→ TASK GOAL: Word for word, reproduce all of the entries shown below.

------------------------------

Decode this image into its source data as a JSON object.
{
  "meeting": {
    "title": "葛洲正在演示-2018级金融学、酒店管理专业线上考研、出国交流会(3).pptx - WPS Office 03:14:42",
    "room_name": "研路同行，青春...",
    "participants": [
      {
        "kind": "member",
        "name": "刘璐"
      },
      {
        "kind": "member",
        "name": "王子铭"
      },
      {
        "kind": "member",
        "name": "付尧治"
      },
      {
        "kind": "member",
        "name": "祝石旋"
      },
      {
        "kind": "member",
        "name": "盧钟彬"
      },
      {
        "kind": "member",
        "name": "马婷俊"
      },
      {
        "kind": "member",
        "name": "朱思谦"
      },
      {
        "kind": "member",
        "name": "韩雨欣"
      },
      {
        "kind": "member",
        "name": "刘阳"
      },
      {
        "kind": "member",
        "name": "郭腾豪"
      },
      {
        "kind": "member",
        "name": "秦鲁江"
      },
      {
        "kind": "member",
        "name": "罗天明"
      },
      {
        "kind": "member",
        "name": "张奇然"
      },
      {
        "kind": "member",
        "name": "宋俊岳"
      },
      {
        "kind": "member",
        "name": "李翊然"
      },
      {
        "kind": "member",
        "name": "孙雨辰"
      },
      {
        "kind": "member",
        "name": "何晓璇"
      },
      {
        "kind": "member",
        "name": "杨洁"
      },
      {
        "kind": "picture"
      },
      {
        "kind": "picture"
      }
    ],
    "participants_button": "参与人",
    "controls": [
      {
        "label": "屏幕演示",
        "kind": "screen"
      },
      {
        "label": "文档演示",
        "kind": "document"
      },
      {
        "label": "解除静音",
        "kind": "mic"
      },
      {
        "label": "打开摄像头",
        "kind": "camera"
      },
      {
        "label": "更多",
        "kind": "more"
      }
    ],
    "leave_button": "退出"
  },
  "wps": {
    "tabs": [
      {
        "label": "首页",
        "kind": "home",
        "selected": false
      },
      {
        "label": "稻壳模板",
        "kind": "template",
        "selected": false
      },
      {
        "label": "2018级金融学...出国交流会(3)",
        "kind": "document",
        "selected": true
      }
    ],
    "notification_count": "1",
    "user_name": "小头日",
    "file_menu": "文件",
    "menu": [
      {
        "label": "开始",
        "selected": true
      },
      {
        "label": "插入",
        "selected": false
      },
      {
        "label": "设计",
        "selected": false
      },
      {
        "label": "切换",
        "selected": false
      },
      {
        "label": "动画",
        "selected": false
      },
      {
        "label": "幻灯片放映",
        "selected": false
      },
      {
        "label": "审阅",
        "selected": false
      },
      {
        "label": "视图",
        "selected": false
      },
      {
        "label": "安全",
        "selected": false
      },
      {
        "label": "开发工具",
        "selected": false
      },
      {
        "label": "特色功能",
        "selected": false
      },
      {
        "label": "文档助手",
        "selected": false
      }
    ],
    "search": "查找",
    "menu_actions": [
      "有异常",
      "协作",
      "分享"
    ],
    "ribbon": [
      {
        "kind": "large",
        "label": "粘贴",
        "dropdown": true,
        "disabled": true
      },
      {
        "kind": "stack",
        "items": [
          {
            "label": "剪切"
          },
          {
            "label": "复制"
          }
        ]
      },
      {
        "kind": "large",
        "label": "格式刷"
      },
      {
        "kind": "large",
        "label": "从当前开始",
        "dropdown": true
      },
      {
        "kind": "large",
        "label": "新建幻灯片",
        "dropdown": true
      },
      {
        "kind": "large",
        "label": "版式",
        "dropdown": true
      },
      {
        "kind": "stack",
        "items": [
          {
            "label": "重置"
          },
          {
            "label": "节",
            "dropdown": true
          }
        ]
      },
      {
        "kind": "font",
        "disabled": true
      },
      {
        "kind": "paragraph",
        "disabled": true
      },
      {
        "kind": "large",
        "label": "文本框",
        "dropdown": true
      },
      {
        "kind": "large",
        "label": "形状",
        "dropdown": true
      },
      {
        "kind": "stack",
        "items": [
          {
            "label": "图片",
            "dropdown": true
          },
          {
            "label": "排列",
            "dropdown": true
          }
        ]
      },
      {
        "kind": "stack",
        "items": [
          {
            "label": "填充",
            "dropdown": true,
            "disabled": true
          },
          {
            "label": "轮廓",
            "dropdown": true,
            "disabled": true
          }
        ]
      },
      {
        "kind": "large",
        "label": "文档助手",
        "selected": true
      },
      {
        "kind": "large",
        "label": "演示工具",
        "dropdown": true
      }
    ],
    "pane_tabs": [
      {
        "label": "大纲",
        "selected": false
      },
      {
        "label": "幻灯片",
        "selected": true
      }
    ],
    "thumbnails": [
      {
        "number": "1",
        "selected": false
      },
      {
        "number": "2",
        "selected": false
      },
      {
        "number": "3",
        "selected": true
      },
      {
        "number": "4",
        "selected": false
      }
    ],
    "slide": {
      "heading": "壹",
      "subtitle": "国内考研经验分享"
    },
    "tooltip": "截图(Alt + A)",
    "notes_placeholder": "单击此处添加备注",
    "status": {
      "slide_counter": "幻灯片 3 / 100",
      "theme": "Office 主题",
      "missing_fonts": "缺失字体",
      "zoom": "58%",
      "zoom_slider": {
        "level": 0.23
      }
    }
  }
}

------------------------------

→ REPLY:
Decode this image into its source data as a JSON object.
{
  "meeting": {
    "title": "葛洲正在演示-2018级金融学、酒店管理专业线上考研、出国交流会(3).pptx - WPS Office 03:14:42",
    "room_name": "研路同行，青春...",
    "participants": [
      {
        "kind": "member",
        "name": "刘璐"
      },
      {
        "kind": "member",
        "name": "王子铭"
      },
      {
        "kind": "member",
        "name": "付尧治"
      },
      {
        "kind": "member",
        "name": "祝石旋"
      },
      {
        "kind": "member",
        "name": "盧钟彬"
      },
      {
        "kind": "member",
        "name": "马婷俊"
      },
      {
        "kind": "member",
        "name": "朱思谦"
      },
      {
        "kind": "member",
        "name": "韩雨欣"
      },
      {
        "kind": "member",
        "name": "刘阳"
      },
      {
        "kind": "member",
        "name": "郭腾豪"
      },
      {
        "kind": "member",
        "name": "秦鲁江"
      },
      {
        "kind": "member",
        "name": "罗天明"
      },
      {
        "kind": "member",
        "name": "张奇然"
      },
      {
        "kind": "member",
        "name": "宋俊岳"
      },
      {
        "kind": "member",
        "name": "李翊然"
      },
      {
        "kind": "member",
        "name": "孙雨辰"
      },
      {
        "kind": "member",
        "name": "何晓璇"
      },
      {
        "kind": "member",
        "name": "杨洁"
      },
      {
        "kind": "picture"
      },
      {
        "kind": "picture"
      }
    ],
    "participants_button": "参与人",
    "controls": [
      {
        "label": "屏幕演示",
        "kind": "screen"
      },
      {
        "label": "文档演示",
        "kind": "document"
      },
      {
        "label": "解除静音",
        "kind": "mic"
      },
      {
        "label": "打开摄像头",
        "kind": "camera"
      },
      {
        "label": "更多",
        "kind": "more"
      }
    ],
    "leave_button": "退出"
  },
  "wps": {
    "tabs": [
      {
        "label": "首页",
        "kind": "home",
        "selected": false
      },
      {
        "label": "稻壳模板",
        "kind": "template",
        "selected": false
      },
      {
        "label": "2018级金融学...出国交流会(3)",
        "kind": "document",
        "selected": true
      }
    ],
    "notification_count": "1",
    "user_name": "小头日",
    "file_menu": "文件",
    "menu": [
      {
        "label": "开始",
        "selected": true
      },
      {
        "label": "插入",
        "selected": false
      },
      {
        "label": "设计",
        "selected": false
      },
      {
        "label": "切换",
        "selected": false
      },
      {
        "label": "动画",
        "selected": false
      },
      {
        "label": "幻灯片放映",
        "selected": false
      },
      {
        "label": "审阅",
        "selected": false
      },
      {
        "label": "视图",
        "selected": false
      },
      {
        "label": "安全",
        "selected": false
      },
      {
        "label": "开发工具",
        "selected": false
      },
      {
        "label": "特色功能",
        "selected": false
      },
      {
        "label": "文档助手",
        "selected": false
      }
    ],
    "search": "查找",
    "menu_actions": [
      "有异常",
      "协作",
      "分享"
    ],
    "ribbon": [
      {
        "kind": "large",
        "label": "粘贴",
        "dropdown": true,
        "disabled": true
      },
      {
        "kind": "stack",
        "items": [
          {
            "label": "剪切"
          },
          {
            "label": "复制"
          }
        ]
      },
      {
        "kind": "large",
        "label": "格式刷"
      },
      {
        "kind": "large",
        "label": "从当前开始",
        "dropdown": true
      },
      {
        "kind": "large",
        "label": "新建幻灯片",
        "dropdown": true
      },
      {
        "kind": "large",
        "label": "版式",
        "dropdown": true
      },
      {
        "kind": "stack",
        "items": [
          {
            "label": "重置"
          },
          {
            "label": "节",
            "dropdown": true
          }
        ]
      },
      {
        "kind": "font",
        "disabled": true
      },
      {
        "kind": "paragraph",
        "disabled": true
      },
      {
        "kind": "large",
        "label": "文本框",
        "dropdown": true
      },
      {
        "kind": "large",
        "label": "形状",
        "dropdown": true
      },
      {
        "kind": "stack",
        "items": [
          {
            "label": "图片",
            "dropdown": true
          },
          {
            "label": "排列",
            "dropdown": true
          }
        ]
      },
      {
        "kind": "stack",
        "items": [
          {
            "label": "填充",
            "dropdown": true,
            "disabled": true
          },
          {
            "label": "轮廓",
            "dropdown": true,
            "disabled": true
          }
        ]
      },
      {
        "kind": "large",
        "label": "文档助手",
        "selected": true
      },
      {
        "kind": "large",
        "label": "演示工具",
        "dropdown": true
      }
    ],
    "pane_tabs": [
      {
        "label": "大纲",
        "selected": false
      },
      {
        "label": "幻灯片",
        "selected": true
      }
    ],
    "thumbnails": [
      {
        "number": "1",
        "selected": false
      },
      {
        "number": "2",
        "selected": false
      },
      {
        "number": "3",
        "selected": true
      },
      {
        "number": "4",
        "selected": false
      }
    ],
    "slide": {
      "heading": "壹",
      "subtitle": "国内考研经验分享"
    },
    "tooltip": "截图(Alt + A)",
    "notes_placeholder": "单击此处添加备注",
    "status": {
      "slide_counter": "幻灯片 3 / 100",
      "theme": "Office 主题",
      "missing_fonts": "缺失字体",
      "zoom": "58%",
      "zoom_slider": {
        "level": 0.23
      }
    }
  }
}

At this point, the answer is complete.